Supplied data Start Marker

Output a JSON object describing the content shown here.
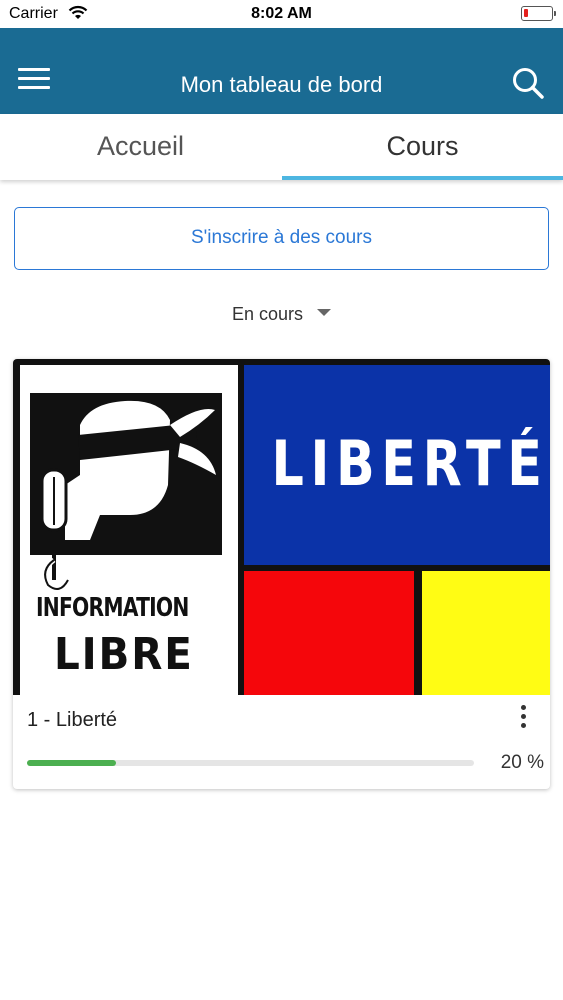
{
  "status_bar": {
    "carrier": "Carrier",
    "time": "8:02 AM",
    "battery_color": "#e5211e"
  },
  "header": {
    "title": "Mon tableau de bord",
    "menu_icon": "hamburger-menu-icon",
    "search_icon": "search-icon",
    "background_color": "#1a6b93"
  },
  "tabs": [
    {
      "label": "Accueil",
      "selected": false
    },
    {
      "label": "Cours",
      "selected": true
    }
  ],
  "enroll_button": {
    "label": "S'inscrire à des cours",
    "color": "#2b78d6"
  },
  "filter": {
    "selected": "En cours"
  },
  "courses": [
    {
      "title": "1 - Liberté",
      "image_text": {
        "banner": "LIBERTÉ",
        "poster_line1": "INFORMATION",
        "poster_line2": "LIBRE"
      },
      "progress": 20,
      "progress_label": "20 %",
      "progress_color": "#4caf50"
    }
  ]
}
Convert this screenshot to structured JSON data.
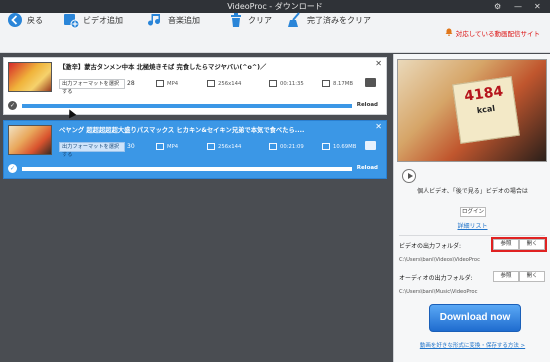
{
  "window": {
    "title": "VideoProc - ダウンロード",
    "controls": [
      "⚙",
      "—",
      "✕"
    ]
  },
  "toolbar": {
    "back": "戻る",
    "add_video": "ビデオ追加",
    "add_music": "音楽追加",
    "clear": "クリア",
    "clear_done": "完了済みをクリア",
    "notice": "対応している動画配信サイト"
  },
  "items": [
    {
      "title": "【激辛】蒙古タンメン中本 北極焼きそば 完食したらマジヤバい(^o^)／",
      "format_label": "出力フォーマットを選択する",
      "format_count": "28",
      "container": "MP4",
      "resolution": "256x144",
      "duration": "00:11:35",
      "size": "8.17MB",
      "reload": "Reload",
      "progress": 1.0
    },
    {
      "title": "ペヤング 超超超超超大盛りパスマックス ヒカキン&セイキン兄弟で本気で食べたら....",
      "format_label": "出力フォーマットを選択する",
      "format_count": "30",
      "container": "MP4",
      "resolution": "256x144",
      "duration": "00:21:09",
      "size": "10.69MB",
      "reload": "Reload",
      "progress": 1.0
    }
  ],
  "preview": {
    "sign_text": "4184",
    "sign_unit": "kcal"
  },
  "panel": {
    "info_line": "個人ビデオ、「後で見る」ビデオの場合は",
    "login": "ログイン",
    "detail_link": "詳細リスト",
    "video_folder_label": "ビデオの出力フォルダ:",
    "video_folder_path": "C:\\Users\\bani\\Videos\\VideoProc",
    "audio_folder_label": "オーディオの出力フォルダ:",
    "audio_folder_path": "C:\\Users\\bani\\Music\\VideoProc",
    "browse": "参照",
    "open": "開く",
    "download_now": "Download now",
    "footer_link": "動画を好きな形式に変換・保存する方法 >"
  }
}
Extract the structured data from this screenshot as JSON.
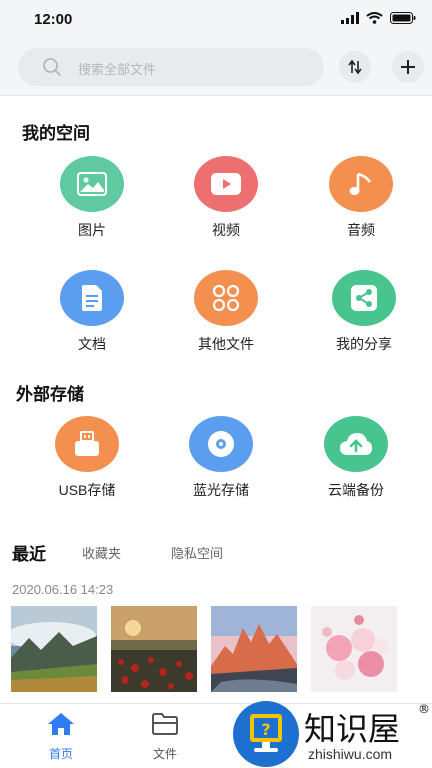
{
  "status_bar": {
    "time": "12:00"
  },
  "search": {
    "placeholder": "搜索全部文件"
  },
  "my_space": {
    "title": "我的空间",
    "items": [
      {
        "label": "图片",
        "icon": "image-icon",
        "color": "#5fc9a0"
      },
      {
        "label": "视频",
        "icon": "video-play-icon",
        "color": "#ee6f6f"
      },
      {
        "label": "音频",
        "icon": "music-note-icon",
        "color": "#f39050"
      },
      {
        "label": "文档",
        "icon": "document-icon",
        "color": "#5b9ef0"
      },
      {
        "label": "其他文件",
        "icon": "grid-icon",
        "color": "#f39050"
      },
      {
        "label": "我的分享",
        "icon": "share-icon",
        "color": "#48c48e"
      }
    ]
  },
  "external_storage": {
    "title": "外部存储",
    "items": [
      {
        "label": "USB存储",
        "icon": "usb-icon",
        "color": "#f39050"
      },
      {
        "label": "蓝光存储",
        "icon": "disc-icon",
        "color": "#5b9ef0"
      },
      {
        "label": "云端备份",
        "icon": "cloud-upload-icon",
        "color": "#48c48e"
      }
    ]
  },
  "recent": {
    "tabs": [
      "最近",
      "收藏夹",
      "隐私空间"
    ],
    "timestamp": "2020.06.16 14:23",
    "thumbnails": [
      "mountain-cloud-photo",
      "poppy-field-photo",
      "patagonia-peaks-photo",
      "pink-roses-photo"
    ]
  },
  "bottom_nav": {
    "items": [
      {
        "label": "首页",
        "icon": "home-icon",
        "active": true
      },
      {
        "label": "文件",
        "icon": "folder-icon",
        "active": false
      }
    ],
    "active_color": "#2f7cf6"
  },
  "watermark": {
    "logo_text": "知识屋",
    "registered": "®",
    "url": "zhishiwu.com"
  }
}
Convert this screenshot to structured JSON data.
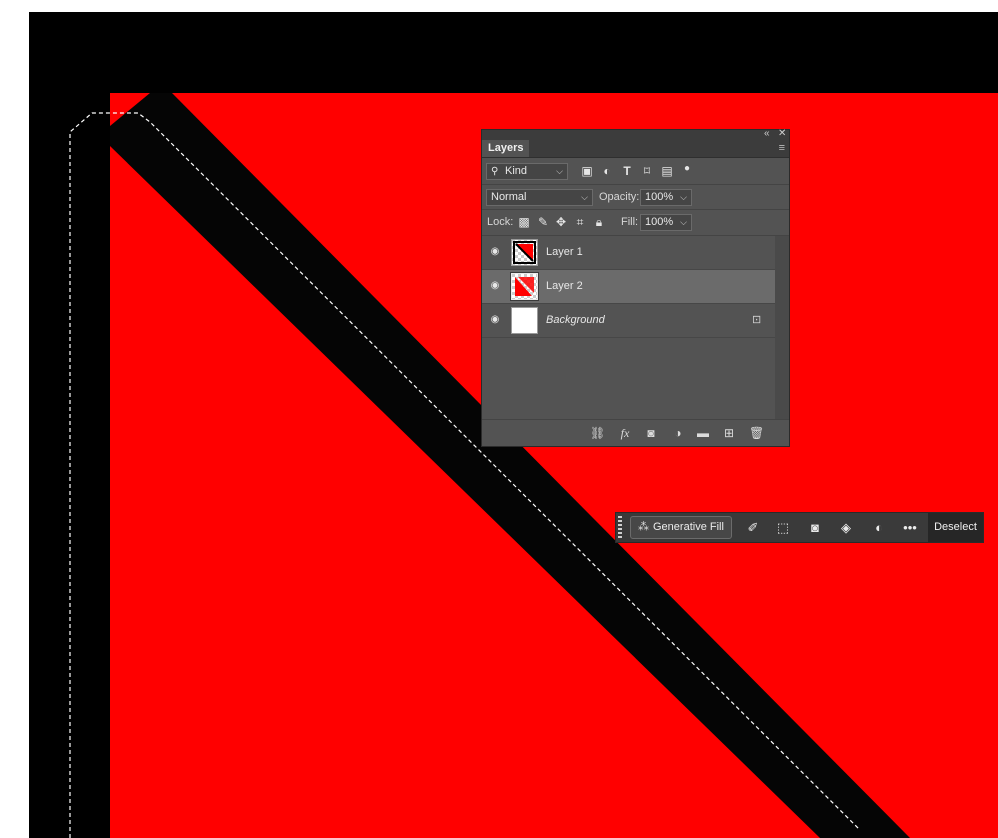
{
  "layers_panel": {
    "title": "Layers",
    "filter_kind_label": "Kind",
    "blend_mode": "Normal",
    "opacity_label": "Opacity:",
    "opacity_value": "100%",
    "lock_label": "Lock:",
    "fill_label": "Fill:",
    "fill_value": "100%",
    "layers": [
      {
        "name": "Layer 1",
        "visible": true,
        "selected": false
      },
      {
        "name": "Layer 2",
        "visible": true,
        "selected": true
      },
      {
        "name": "Background",
        "visible": true,
        "selected": false,
        "locked": true
      }
    ],
    "panel_controls": {
      "collapse": "«",
      "close": "✕",
      "menu": "≡"
    }
  },
  "contextual_task_bar": {
    "generative_fill_label": "Generative Fill",
    "deselect_label": "Deselect",
    "icons": [
      "brush-modify-icon",
      "invert-selection-icon",
      "mask-icon",
      "fill-bucket-icon",
      "adjustment-icon",
      "more-icon"
    ]
  },
  "colors": {
    "canvas_red": "#ff0000",
    "canvas_black": "#000000",
    "panel_bg": "#535353",
    "selected_layer_bg": "#6b6b6b"
  }
}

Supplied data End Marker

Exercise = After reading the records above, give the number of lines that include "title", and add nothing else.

Problem solution = 8